** Opening Data listing block **
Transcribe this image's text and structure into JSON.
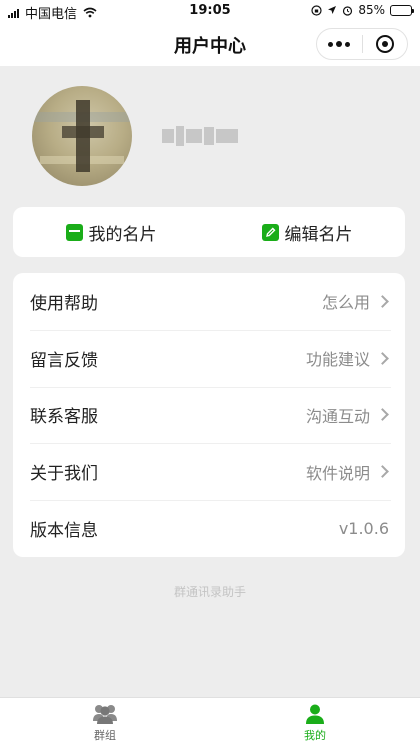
{
  "status_bar": {
    "carrier": "中国电信",
    "time": "19:05",
    "battery_percent": "85%",
    "battery_level": 0.85
  },
  "nav": {
    "title": "用户中心"
  },
  "profile": {
    "avatar_icon": "user-avatar-photo",
    "name_blurred": true
  },
  "card_buttons": [
    {
      "label": "我的名片",
      "icon": "card-icon"
    },
    {
      "label": "编辑名片",
      "icon": "edit-icon"
    }
  ],
  "menu": [
    {
      "label": "使用帮助",
      "value": "怎么用",
      "has_arrow": true
    },
    {
      "label": "留言反馈",
      "value": "功能建议",
      "has_arrow": true
    },
    {
      "label": "联系客服",
      "value": "沟通互动",
      "has_arrow": true
    },
    {
      "label": "关于我们",
      "value": "软件说明",
      "has_arrow": true
    },
    {
      "label": "版本信息",
      "value": "v1.0.6",
      "has_arrow": false
    }
  ],
  "footer": "群通讯录助手",
  "tabs": [
    {
      "label": "群组",
      "icon": "group-icon",
      "active": false
    },
    {
      "label": "我的",
      "icon": "person-icon",
      "active": true
    }
  ],
  "colors": {
    "accent": "#1aad19",
    "page_bg": "#ededed"
  }
}
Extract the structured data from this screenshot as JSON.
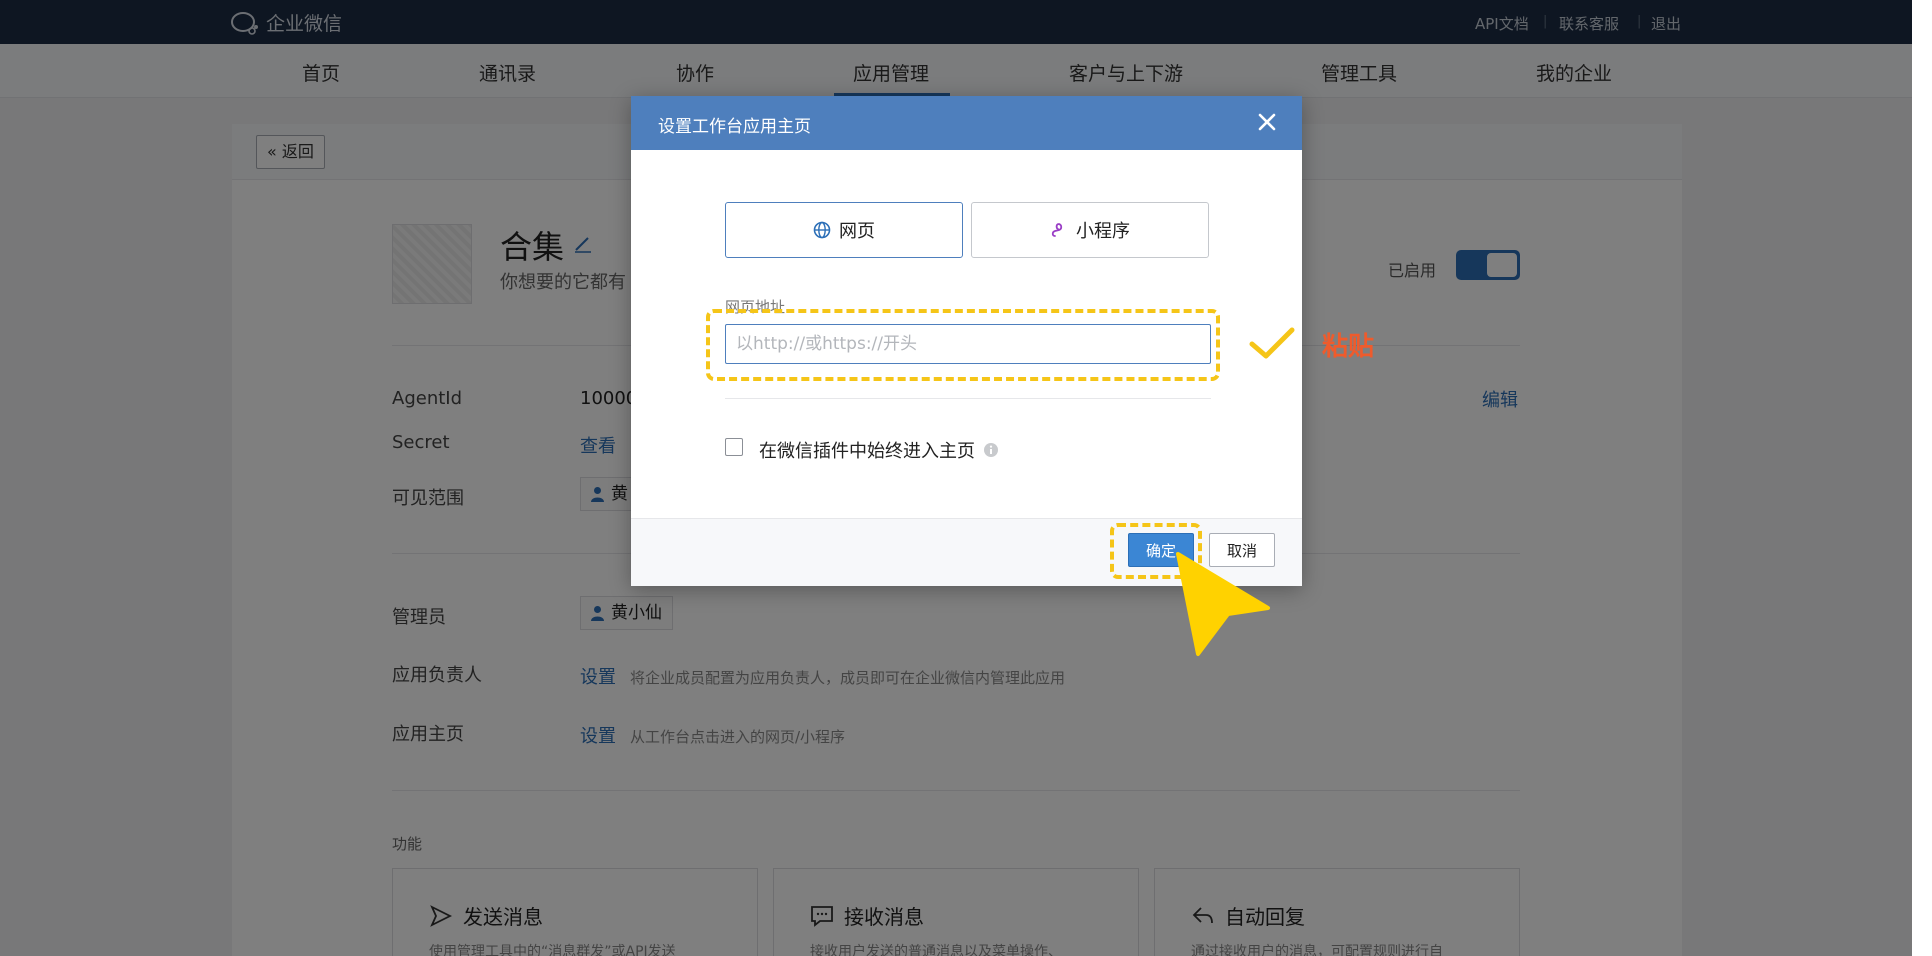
{
  "topbar": {
    "logo_text": "企业微信",
    "links": [
      "API文档",
      "联系客服",
      "退出"
    ]
  },
  "nav": {
    "items": [
      "首页",
      "通讯录",
      "协作",
      "应用管理",
      "客户与上下游",
      "管理工具",
      "我的企业"
    ],
    "active": "应用管理"
  },
  "page": {
    "back_label": "« 返回",
    "app_name": "合集",
    "app_desc": "你想要的它都有",
    "enabled_label": "已启用",
    "agentid_label": "AgentId",
    "agentid_value": "10000",
    "secret_label": "Secret",
    "secret_link": "查看",
    "scope_label": "可见范围",
    "scope_value": "黄",
    "edit_link": "编辑",
    "admin_label": "管理员",
    "admin_value": "黄小仙",
    "owner_label": "应用负责人",
    "owner_link": "设置",
    "owner_hint": "将企业成员配置为应用负责人，成员即可在企业微信内管理此应用",
    "home_label": "应用主页",
    "home_link": "设置",
    "home_hint": "从工作台点击进入的网页/小程序",
    "features_title": "功能",
    "cards": [
      {
        "title": "发送消息",
        "desc": "使用管理工具中的“消息群发”或API发送"
      },
      {
        "title": "接收消息",
        "desc": "接收用户发送的普通消息以及菜单操作、"
      },
      {
        "title": "自动回复",
        "desc": "通过接收用户的消息，可配置规则进行自"
      }
    ]
  },
  "modal": {
    "title": "设置工作台应用主页",
    "tab_web": "网页",
    "tab_miniprogram": "小程序",
    "field_label": "网页地址",
    "url_placeholder": "以http://或https://开头",
    "checkbox_label": "在微信插件中始终进入主页",
    "confirm": "确定",
    "cancel": "取消"
  },
  "annotation": {
    "paste_label": "粘贴",
    "highlight_color": "#f5c518",
    "text_color": "#ef5b2c"
  },
  "colors": {
    "topbar": "#1d2d44",
    "accent": "#2c6fb7",
    "modal_header": "#4e7fbd"
  }
}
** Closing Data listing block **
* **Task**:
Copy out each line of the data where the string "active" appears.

* **Solution to the exercise**:
      "active": false
      "active": true
    "active": "应用管理"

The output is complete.